### What to work on
Looking through the data, please report how many lines contain the string "тебя", giving nothing but the number.

Stored data entries:
+++

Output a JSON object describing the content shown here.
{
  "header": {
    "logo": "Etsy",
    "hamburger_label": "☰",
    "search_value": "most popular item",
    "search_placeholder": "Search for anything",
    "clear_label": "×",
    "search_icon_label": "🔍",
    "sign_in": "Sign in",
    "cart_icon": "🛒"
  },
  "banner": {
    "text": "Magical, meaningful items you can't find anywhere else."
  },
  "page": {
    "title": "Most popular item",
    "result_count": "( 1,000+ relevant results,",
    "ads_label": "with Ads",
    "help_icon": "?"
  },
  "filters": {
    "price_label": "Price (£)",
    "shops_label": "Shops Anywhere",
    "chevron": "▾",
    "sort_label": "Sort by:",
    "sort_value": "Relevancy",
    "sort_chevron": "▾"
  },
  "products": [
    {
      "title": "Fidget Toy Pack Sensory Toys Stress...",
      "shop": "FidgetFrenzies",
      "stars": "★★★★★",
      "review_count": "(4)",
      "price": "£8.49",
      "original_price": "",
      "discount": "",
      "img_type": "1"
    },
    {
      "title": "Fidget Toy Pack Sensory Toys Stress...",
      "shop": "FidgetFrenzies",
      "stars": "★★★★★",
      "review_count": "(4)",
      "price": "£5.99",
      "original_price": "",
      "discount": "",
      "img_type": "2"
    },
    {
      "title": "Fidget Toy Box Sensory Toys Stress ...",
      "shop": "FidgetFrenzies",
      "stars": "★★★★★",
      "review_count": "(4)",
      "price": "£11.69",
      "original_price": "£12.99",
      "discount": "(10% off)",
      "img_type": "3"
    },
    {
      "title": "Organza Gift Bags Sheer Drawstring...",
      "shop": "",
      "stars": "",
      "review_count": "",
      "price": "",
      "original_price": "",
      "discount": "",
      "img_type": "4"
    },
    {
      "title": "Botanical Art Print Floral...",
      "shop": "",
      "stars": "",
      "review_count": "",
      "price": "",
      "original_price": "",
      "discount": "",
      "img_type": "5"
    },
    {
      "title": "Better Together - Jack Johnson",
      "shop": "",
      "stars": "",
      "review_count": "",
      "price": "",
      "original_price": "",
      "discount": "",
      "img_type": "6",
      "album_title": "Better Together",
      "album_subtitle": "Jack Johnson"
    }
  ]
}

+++

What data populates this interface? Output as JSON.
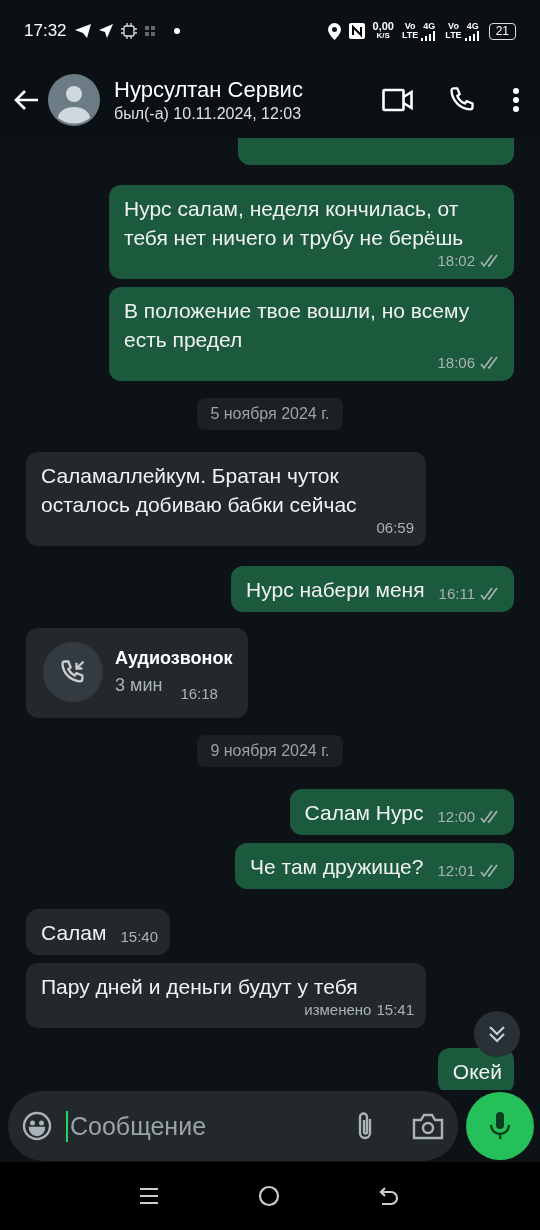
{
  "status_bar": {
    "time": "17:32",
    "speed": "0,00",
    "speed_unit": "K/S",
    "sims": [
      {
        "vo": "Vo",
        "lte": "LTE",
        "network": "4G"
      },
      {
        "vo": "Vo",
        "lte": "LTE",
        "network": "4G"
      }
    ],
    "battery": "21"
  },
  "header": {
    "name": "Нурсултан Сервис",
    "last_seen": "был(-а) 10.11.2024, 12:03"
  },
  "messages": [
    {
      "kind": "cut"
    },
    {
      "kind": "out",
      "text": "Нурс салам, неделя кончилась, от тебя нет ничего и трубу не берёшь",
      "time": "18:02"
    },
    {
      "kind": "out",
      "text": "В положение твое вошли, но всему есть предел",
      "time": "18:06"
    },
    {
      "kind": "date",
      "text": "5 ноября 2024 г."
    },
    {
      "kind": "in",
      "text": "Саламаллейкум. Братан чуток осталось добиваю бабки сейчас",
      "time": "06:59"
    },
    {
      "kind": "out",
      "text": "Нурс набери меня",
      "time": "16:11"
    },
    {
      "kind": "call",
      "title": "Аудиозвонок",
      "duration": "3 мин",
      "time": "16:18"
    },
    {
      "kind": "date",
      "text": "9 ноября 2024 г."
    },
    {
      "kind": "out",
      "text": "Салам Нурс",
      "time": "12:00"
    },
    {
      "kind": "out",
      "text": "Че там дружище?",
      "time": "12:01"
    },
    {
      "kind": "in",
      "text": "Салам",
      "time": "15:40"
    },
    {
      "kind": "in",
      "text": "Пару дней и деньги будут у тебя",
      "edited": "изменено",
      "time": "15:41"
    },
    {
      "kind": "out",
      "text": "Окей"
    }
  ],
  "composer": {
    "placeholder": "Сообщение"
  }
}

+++

### Your solution
2